Should unloading the fuel in Zahrani not become possible, the EDL source said, “it is possible to acquire another cargo from the spot market.”
However, these on-the-spot purchases are also vulnerable to failing to meet the specifications required to off-load.
The stoppage comes as residents have already experienced longer-than-usual state electricity cuts amid reports of an insufficiency of fuel.
EDL runs a large deficit due to faulty infrastructure, high production costs and insufficient revenue streams. As a result, the capital city of Beirut, which experiences the most consistent electricity supply, had for decades experienced cuts of three hours per day, while the rest of the country shouldered even longer cuts.
Now electricity supply has only worsened as Lebanon grapples with its worst economic crisis in decades — and is expected to become less still now that the Zahrani plant is offline.
“Fuel was already being rationed so we expect a slight drop in supply until the plant is replenished,” the source said.

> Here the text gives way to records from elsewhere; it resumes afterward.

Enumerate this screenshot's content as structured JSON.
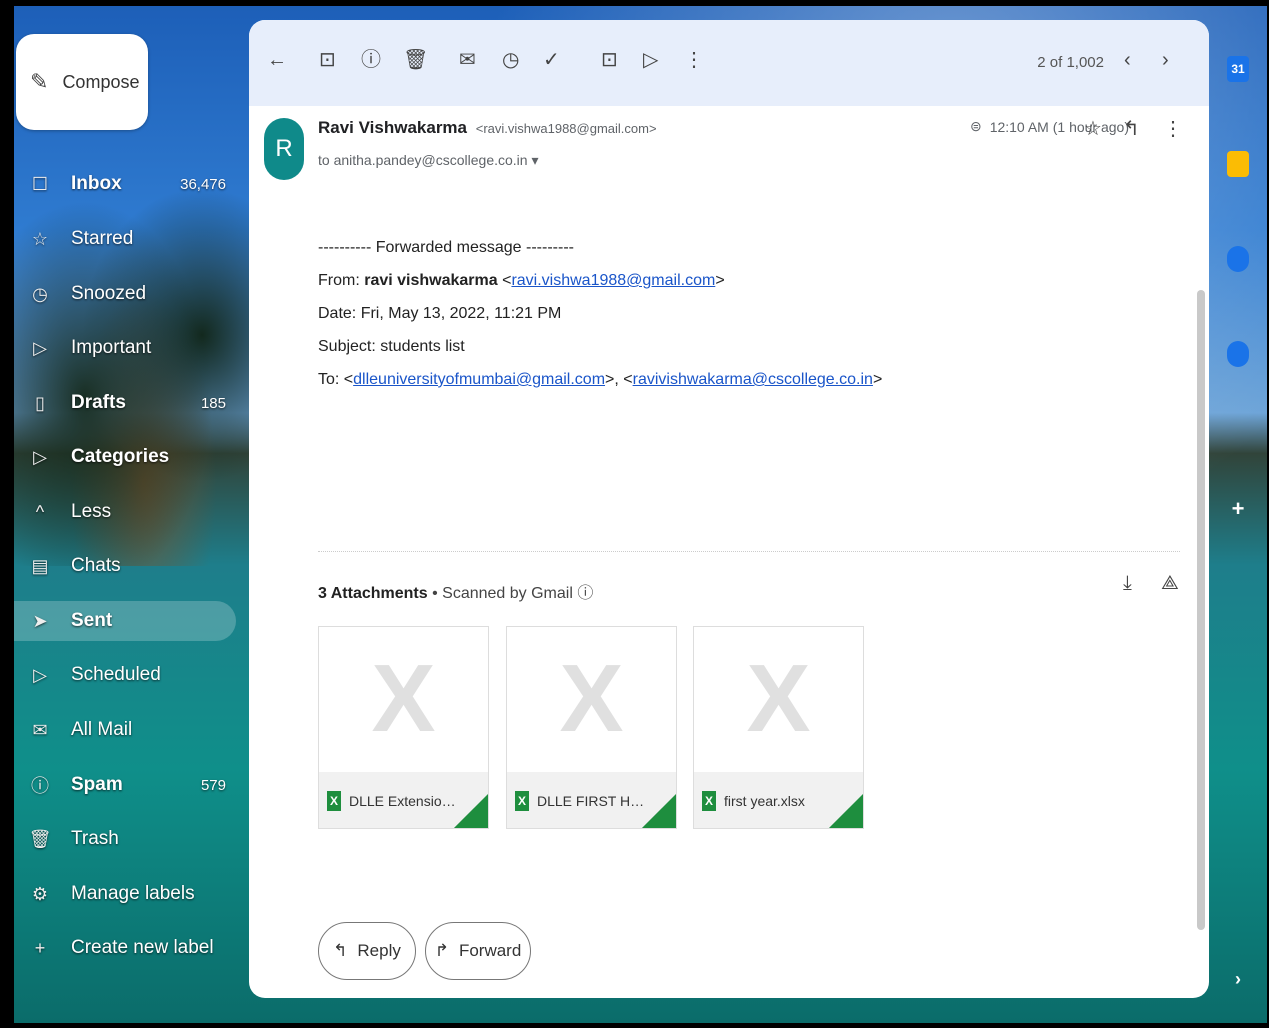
{
  "compose": {
    "label": "Compose",
    "icon": "pencil-icon"
  },
  "nav": [
    {
      "icon": "inbox-icon",
      "label": "Inbox",
      "count": "36,476",
      "bold": true
    },
    {
      "icon": "star-icon",
      "label": "Starred",
      "count": ""
    },
    {
      "icon": "clock-icon",
      "label": "Snoozed",
      "count": ""
    },
    {
      "icon": "important-icon",
      "label": "Important",
      "count": ""
    },
    {
      "icon": "draft-icon",
      "label": "Drafts",
      "count": "185",
      "bold": true
    },
    {
      "icon": "label-icon",
      "label": "Categories",
      "count": "",
      "bold": true
    },
    {
      "icon": "chevron-up-icon",
      "label": "Less",
      "count": ""
    },
    {
      "icon": "chat-icon",
      "label": "Chats",
      "count": ""
    },
    {
      "icon": "send-icon",
      "label": "Sent",
      "count": "",
      "active": true
    },
    {
      "icon": "scheduled-icon",
      "label": "Scheduled",
      "count": ""
    },
    {
      "icon": "all-mail-icon",
      "label": "All Mail",
      "count": ""
    },
    {
      "icon": "spam-icon",
      "label": "Spam",
      "count": "579",
      "bold": true
    },
    {
      "icon": "trash-icon",
      "label": "Trash",
      "count": ""
    },
    {
      "icon": "gear-icon",
      "label": "Manage labels",
      "count": ""
    },
    {
      "icon": "plus-icon",
      "label": "Create new label",
      "count": ""
    }
  ],
  "toolbar": {
    "pager": "2 of 1,002"
  },
  "email": {
    "avatar_letter": "R",
    "sender_name": "Ravi Vishwakarma",
    "sender_email": "<ravi.vishwa1988@gmail.com>",
    "to": "to anitha.pandey@cscollege.co.in",
    "time": "12:10 AM (1 hour ago)",
    "forwarded_header": "---------- Forwarded message ---------",
    "from_label": "From: ",
    "from_name": "ravi vishwakarma",
    "from_email": "ravi.vishwa1988@gmail.com",
    "date_line": "Date: Fri, May 13, 2022, 11:21 PM",
    "subject_line": "Subject: students list",
    "to_label": "To: ",
    "to_email1": "dlleuniversityofmumbai@gmail.com",
    "to_email2": "ravivishwakarma@cscollege.co.in"
  },
  "attachments": {
    "count_label": "3 Attachments",
    "scanned_label": "Scanned by Gmail",
    "files": [
      {
        "name": "DLLE Extension p..."
      },
      {
        "name": "DLLE FIRST HALF..."
      },
      {
        "name": "first year.xlsx"
      }
    ]
  },
  "actions": {
    "reply": "Reply",
    "forward": "Forward"
  },
  "rightbar": [
    {
      "icon": "calendar-icon",
      "text": "31",
      "color": "#1a73e8"
    },
    {
      "icon": "keep-icon",
      "text": "",
      "color": "#fbbc04"
    },
    {
      "icon": "tasks-icon",
      "text": "",
      "color": "#1a73e8"
    },
    {
      "icon": "contacts-icon",
      "text": "",
      "color": "#1a73e8"
    }
  ]
}
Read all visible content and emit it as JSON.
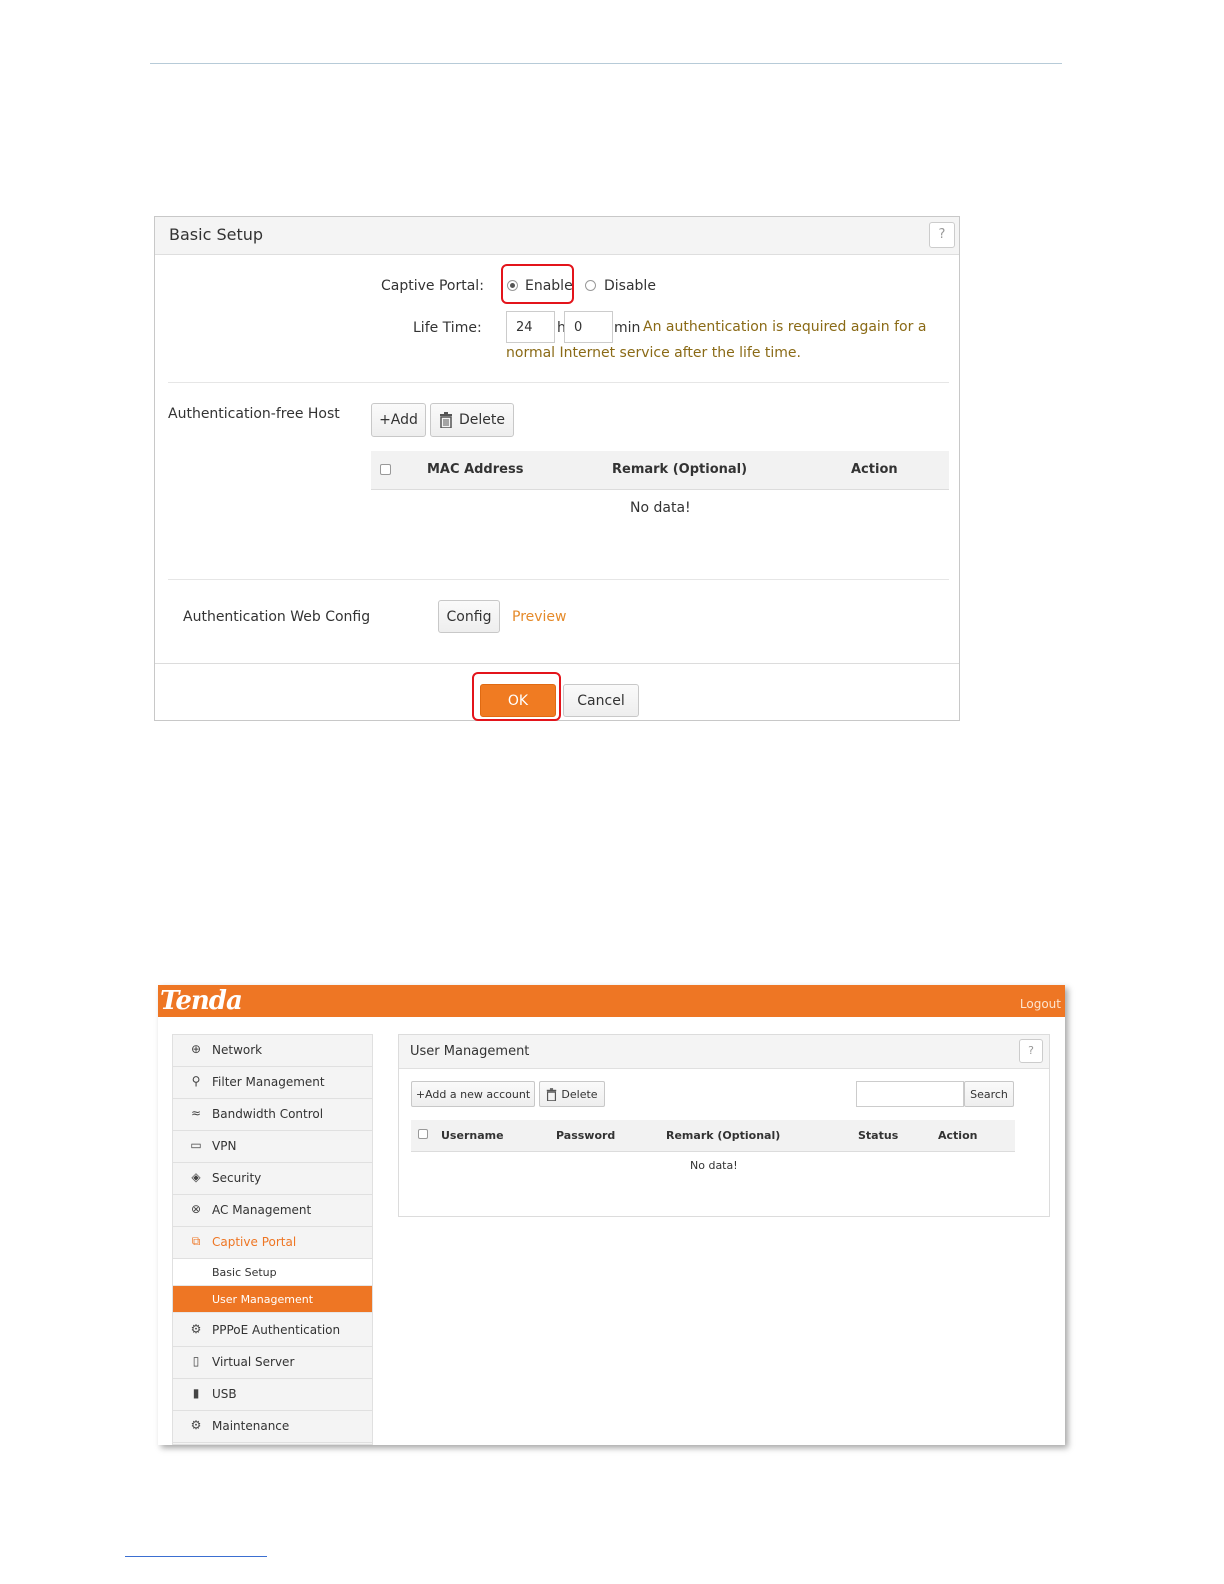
{
  "basic_setup": {
    "title": "Basic Setup",
    "help": "?",
    "captive_portal_label": "Captive Portal:",
    "enable_label": "Enable",
    "disable_label": "Disable",
    "life_time_label": "Life Time:",
    "hours_value": "24",
    "hours_unit": "h",
    "minutes_value": "0",
    "minutes_unit": "min",
    "life_time_hint_1": "An authentication is required again for a",
    "life_time_hint_2": "normal Internet service after the life time.",
    "auth_free_host_label": "Authentication-free Host",
    "add_button": "+Add",
    "delete_button": "Delete",
    "table_headers": [
      "MAC Address",
      "Remark (Optional)",
      "Action"
    ],
    "no_data": "No data!",
    "web_config_label": "Authentication Web Config",
    "config_button": "Config",
    "preview_link": "Preview",
    "ok_button": "OK",
    "cancel_button": "Cancel"
  },
  "tenda_ui": {
    "logo": "Tenda",
    "logout": "Logout",
    "sidebar": [
      {
        "label": "Network",
        "icon": "globe-icon"
      },
      {
        "label": "Filter Management",
        "icon": "user-filter-icon"
      },
      {
        "label": "Bandwidth Control",
        "icon": "wave-icon"
      },
      {
        "label": "VPN",
        "icon": "monitor-icon"
      },
      {
        "label": "Security",
        "icon": "shield-icon"
      },
      {
        "label": "AC Management",
        "icon": "ac-icon"
      },
      {
        "label": "Captive Portal",
        "icon": "portal-icon"
      },
      {
        "label": "PPPoE Authentication",
        "icon": "pppoe-icon"
      },
      {
        "label": "Virtual Server",
        "icon": "server-icon"
      },
      {
        "label": "USB",
        "icon": "usb-icon"
      },
      {
        "label": "Maintenance",
        "icon": "gear-icon"
      }
    ],
    "submenu": [
      "Basic Setup",
      "User Management"
    ],
    "panel_title": "User Management",
    "help": "?",
    "add_account_button": "+Add a new account",
    "delete_button": "Delete",
    "search_placeholder": "",
    "search_button": "Search",
    "table_headers": [
      "Username",
      "Password",
      "Remark (Optional)",
      "Status",
      "Action"
    ],
    "no_data": "No data!"
  },
  "colors": {
    "accent": "#ee7624",
    "highlight": "#e3141b",
    "hint": "#8a6a16"
  }
}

While a Kuwaiti oil tanker also set to provide the Zahrani plant with fuel will soon be on the move again after getting stuck in the Suez Canal blockage last week, Tripoli port director Ahmad Tamer said its arrival depends on “when traffic on the canal goes back to normal, which could take three to four days.”
Making matters worse, the EDL source said that another of the four major plants, in northern Deir Ammar, has enough fuel to sustain operations for only another three to four days. This plant, too, is awaiting both the Kuwaiti tanker and the tanker currently delayed near Zahrani.
On Monday, MPs approved a LL300 billion treasury advance to EDL to purchase fuel for power generation for the coming year. The transfer, which amounts to some $200 million, should pay for the fuel to supply the country’s power plants for the next month and a half.
Meanwhile, officials appear to be nearing an agreement with the Iraqi government to receive fuel in exchange for medical services, with Parliament green-lighting its general framework, but this has yet to be finalized.
EDL is also currently looking into the possibility of borrowing 3,000 tons of fuel earmarked for the Lebanese military to operate the Zahrani plant, but is awaiting the approval of the Energy Ministry, the source said.
“This needs to be done in coordination with the army,” the source said.
Additional reporting by Abby Sewell.